[Opening Records to use section]

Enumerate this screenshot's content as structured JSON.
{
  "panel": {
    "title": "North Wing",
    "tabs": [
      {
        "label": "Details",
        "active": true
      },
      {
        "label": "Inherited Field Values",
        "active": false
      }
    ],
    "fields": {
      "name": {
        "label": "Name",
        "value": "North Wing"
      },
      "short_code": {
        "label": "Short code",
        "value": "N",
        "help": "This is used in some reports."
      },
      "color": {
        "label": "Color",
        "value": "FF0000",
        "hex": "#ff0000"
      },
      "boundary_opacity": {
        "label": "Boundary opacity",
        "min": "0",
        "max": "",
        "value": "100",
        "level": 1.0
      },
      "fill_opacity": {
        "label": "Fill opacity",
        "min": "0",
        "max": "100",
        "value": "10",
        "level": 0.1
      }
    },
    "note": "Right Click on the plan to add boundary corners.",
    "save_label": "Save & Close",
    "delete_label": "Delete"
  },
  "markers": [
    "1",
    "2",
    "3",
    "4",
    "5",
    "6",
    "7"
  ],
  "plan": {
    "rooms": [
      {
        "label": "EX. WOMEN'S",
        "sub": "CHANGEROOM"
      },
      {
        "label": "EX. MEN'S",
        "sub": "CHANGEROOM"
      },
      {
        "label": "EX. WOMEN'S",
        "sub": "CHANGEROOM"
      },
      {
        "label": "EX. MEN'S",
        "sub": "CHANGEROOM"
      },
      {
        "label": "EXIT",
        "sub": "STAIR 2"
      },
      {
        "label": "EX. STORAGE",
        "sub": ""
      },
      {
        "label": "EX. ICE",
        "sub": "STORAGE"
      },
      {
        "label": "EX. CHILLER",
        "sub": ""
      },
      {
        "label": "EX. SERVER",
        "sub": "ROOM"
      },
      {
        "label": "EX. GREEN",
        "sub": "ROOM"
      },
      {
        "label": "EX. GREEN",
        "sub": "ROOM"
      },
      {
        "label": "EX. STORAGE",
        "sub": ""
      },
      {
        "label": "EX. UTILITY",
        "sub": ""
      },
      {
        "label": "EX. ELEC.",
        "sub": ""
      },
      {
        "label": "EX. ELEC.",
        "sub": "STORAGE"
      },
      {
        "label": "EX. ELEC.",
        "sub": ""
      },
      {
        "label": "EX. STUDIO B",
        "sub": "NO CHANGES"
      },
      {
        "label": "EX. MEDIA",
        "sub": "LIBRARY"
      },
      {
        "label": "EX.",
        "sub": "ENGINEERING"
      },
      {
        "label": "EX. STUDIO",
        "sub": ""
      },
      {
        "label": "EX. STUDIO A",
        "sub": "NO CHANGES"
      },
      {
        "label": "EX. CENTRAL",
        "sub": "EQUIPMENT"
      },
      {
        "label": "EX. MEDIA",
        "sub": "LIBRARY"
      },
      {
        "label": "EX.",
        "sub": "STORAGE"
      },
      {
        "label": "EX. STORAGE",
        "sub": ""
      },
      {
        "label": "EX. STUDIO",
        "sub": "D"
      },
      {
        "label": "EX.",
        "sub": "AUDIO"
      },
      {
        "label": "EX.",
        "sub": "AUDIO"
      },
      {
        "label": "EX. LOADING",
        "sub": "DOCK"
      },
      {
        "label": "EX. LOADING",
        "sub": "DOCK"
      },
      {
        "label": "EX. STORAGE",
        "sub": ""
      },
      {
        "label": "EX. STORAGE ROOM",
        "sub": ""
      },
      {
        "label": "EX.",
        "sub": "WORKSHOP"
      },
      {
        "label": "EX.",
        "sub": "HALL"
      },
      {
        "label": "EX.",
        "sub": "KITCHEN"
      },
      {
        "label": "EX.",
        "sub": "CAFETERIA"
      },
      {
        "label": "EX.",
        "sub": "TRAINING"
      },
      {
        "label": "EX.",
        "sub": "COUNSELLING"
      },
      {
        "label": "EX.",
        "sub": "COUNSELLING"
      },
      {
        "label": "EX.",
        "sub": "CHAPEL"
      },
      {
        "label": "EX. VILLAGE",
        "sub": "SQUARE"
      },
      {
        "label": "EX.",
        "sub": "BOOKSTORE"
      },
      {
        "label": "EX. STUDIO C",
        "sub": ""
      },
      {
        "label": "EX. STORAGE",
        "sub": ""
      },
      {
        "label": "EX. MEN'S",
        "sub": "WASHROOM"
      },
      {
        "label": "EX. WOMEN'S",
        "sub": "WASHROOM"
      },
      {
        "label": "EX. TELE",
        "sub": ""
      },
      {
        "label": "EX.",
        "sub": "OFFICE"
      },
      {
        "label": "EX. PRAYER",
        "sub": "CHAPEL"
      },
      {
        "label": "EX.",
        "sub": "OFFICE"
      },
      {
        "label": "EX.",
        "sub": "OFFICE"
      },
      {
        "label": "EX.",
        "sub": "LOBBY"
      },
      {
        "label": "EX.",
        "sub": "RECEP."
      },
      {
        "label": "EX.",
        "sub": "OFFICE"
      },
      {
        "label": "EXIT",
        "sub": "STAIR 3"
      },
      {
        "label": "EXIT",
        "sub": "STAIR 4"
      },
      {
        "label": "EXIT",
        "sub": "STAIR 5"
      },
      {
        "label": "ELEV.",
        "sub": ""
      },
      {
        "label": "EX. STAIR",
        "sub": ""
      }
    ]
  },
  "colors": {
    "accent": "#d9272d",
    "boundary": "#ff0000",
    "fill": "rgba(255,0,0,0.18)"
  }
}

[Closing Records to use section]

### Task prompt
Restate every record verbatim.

### Answer to this exercise
Enumerate this screenshot's content as structured JSON.
{
  "panel": {
    "title": "North Wing",
    "tabs": [
      {
        "label": "Details",
        "active": true
      },
      {
        "label": "Inherited Field Values",
        "active": false
      }
    ],
    "fields": {
      "name": {
        "label": "Name",
        "value": "North Wing"
      },
      "short_code": {
        "label": "Short code",
        "value": "N",
        "help": "This is used in some reports."
      },
      "color": {
        "label": "Color",
        "value": "FF0000",
        "hex": "#ff0000"
      },
      "boundary_opacity": {
        "label": "Boundary opacity",
        "min": "0",
        "max": "",
        "value": "100",
        "level": 1.0
      },
      "fill_opacity": {
        "label": "Fill opacity",
        "min": "0",
        "max": "100",
        "value": "10",
        "level": 0.1
      }
    },
    "note": "Right Click on the plan to add boundary corners.",
    "save_label": "Save & Close",
    "delete_label": "Delete"
  },
  "markers": [
    "1",
    "2",
    "3",
    "4",
    "5",
    "6",
    "7"
  ],
  "plan": {
    "rooms": [
      {
        "label": "EX. WOMEN'S",
        "sub": "CHANGEROOM"
      },
      {
        "label": "EX. MEN'S",
        "sub": "CHANGEROOM"
      },
      {
        "label": "EX. WOMEN'S",
        "sub": "CHANGEROOM"
      },
      {
        "label": "EX. MEN'S",
        "sub": "CHANGEROOM"
      },
      {
        "label": "EXIT",
        "sub": "STAIR 2"
      },
      {
        "label": "EX. STORAGE",
        "sub": ""
      },
      {
        "label": "EX. ICE",
        "sub": "STORAGE"
      },
      {
        "label": "EX. CHILLER",
        "sub": ""
      },
      {
        "label": "EX. SERVER",
        "sub": "ROOM"
      },
      {
        "label": "EX. GREEN",
        "sub": "ROOM"
      },
      {
        "label": "EX. GREEN",
        "sub": "ROOM"
      },
      {
        "label": "EX. STORAGE",
        "sub": ""
      },
      {
        "label": "EX. UTILITY",
        "sub": ""
      },
      {
        "label": "EX. ELEC.",
        "sub": ""
      },
      {
        "label": "EX. ELEC.",
        "sub": "STORAGE"
      },
      {
        "label": "EX. ELEC.",
        "sub": ""
      },
      {
        "label": "EX. STUDIO B",
        "sub": "NO CHANGES"
      },
      {
        "label": "EX. MEDIA",
        "sub": "LIBRARY"
      },
      {
        "label": "EX.",
        "sub": "ENGINEERING"
      },
      {
        "label": "EX. STUDIO",
        "sub": ""
      },
      {
        "label": "EX. STUDIO A",
        "sub": "NO CHANGES"
      },
      {
        "label": "EX. CENTRAL",
        "sub": "EQUIPMENT"
      },
      {
        "label": "EX. MEDIA",
        "sub": "LIBRARY"
      },
      {
        "label": "EX.",
        "sub": "STORAGE"
      },
      {
        "label": "EX. STORAGE",
        "sub": ""
      },
      {
        "label": "EX. STUDIO",
        "sub": "D"
      },
      {
        "label": "EX.",
        "sub": "AUDIO"
      },
      {
        "label": "EX.",
        "sub": "AUDIO"
      },
      {
        "label": "EX. LOADING",
        "sub": "DOCK"
      },
      {
        "label": "EX. LOADING",
        "sub": "DOCK"
      },
      {
        "label": "EX. STORAGE",
        "sub": ""
      },
      {
        "label": "EX. STORAGE ROOM",
        "sub": ""
      },
      {
        "label": "EX.",
        "sub": "WORKSHOP"
      },
      {
        "label": "EX.",
        "sub": "HALL"
      },
      {
        "label": "EX.",
        "sub": "KITCHEN"
      },
      {
        "label": "EX.",
        "sub": "CAFETERIA"
      },
      {
        "label": "EX.",
        "sub": "TRAINING"
      },
      {
        "label": "EX.",
        "sub": "COUNSELLING"
      },
      {
        "label": "EX.",
        "sub": "COUNSELLING"
      },
      {
        "label": "EX.",
        "sub": "CHAPEL"
      },
      {
        "label": "EX. VILLAGE",
        "sub": "SQUARE"
      },
      {
        "label": "EX.",
        "sub": "BOOKSTORE"
      },
      {
        "label": "EX. STUDIO C",
        "sub": ""
      },
      {
        "label": "EX. STORAGE",
        "sub": ""
      },
      {
        "label": "EX. MEN'S",
        "sub": "WASHROOM"
      },
      {
        "label": "EX. WOMEN'S",
        "sub": "WASHROOM"
      },
      {
        "label": "EX. TELE",
        "sub": ""
      },
      {
        "label": "EX.",
        "sub": "OFFICE"
      },
      {
        "label": "EX. PRAYER",
        "sub": "CHAPEL"
      },
      {
        "label": "EX.",
        "sub": "OFFICE"
      },
      {
        "label": "EX.",
        "sub": "OFFICE"
      },
      {
        "label": "EX.",
        "sub": "LOBBY"
      },
      {
        "label": "EX.",
        "sub": "RECEP."
      },
      {
        "label": "EX.",
        "sub": "OFFICE"
      },
      {
        "label": "EXIT",
        "sub": "STAIR 3"
      },
      {
        "label": "EXIT",
        "sub": "STAIR 4"
      },
      {
        "label": "EXIT",
        "sub": "STAIR 5"
      },
      {
        "label": "ELEV.",
        "sub": ""
      },
      {
        "label": "EX. STAIR",
        "sub": ""
      }
    ]
  },
  "colors": {
    "accent": "#d9272d",
    "boundary": "#ff0000",
    "fill": "rgba(255,0,0,0.18)"
  }
}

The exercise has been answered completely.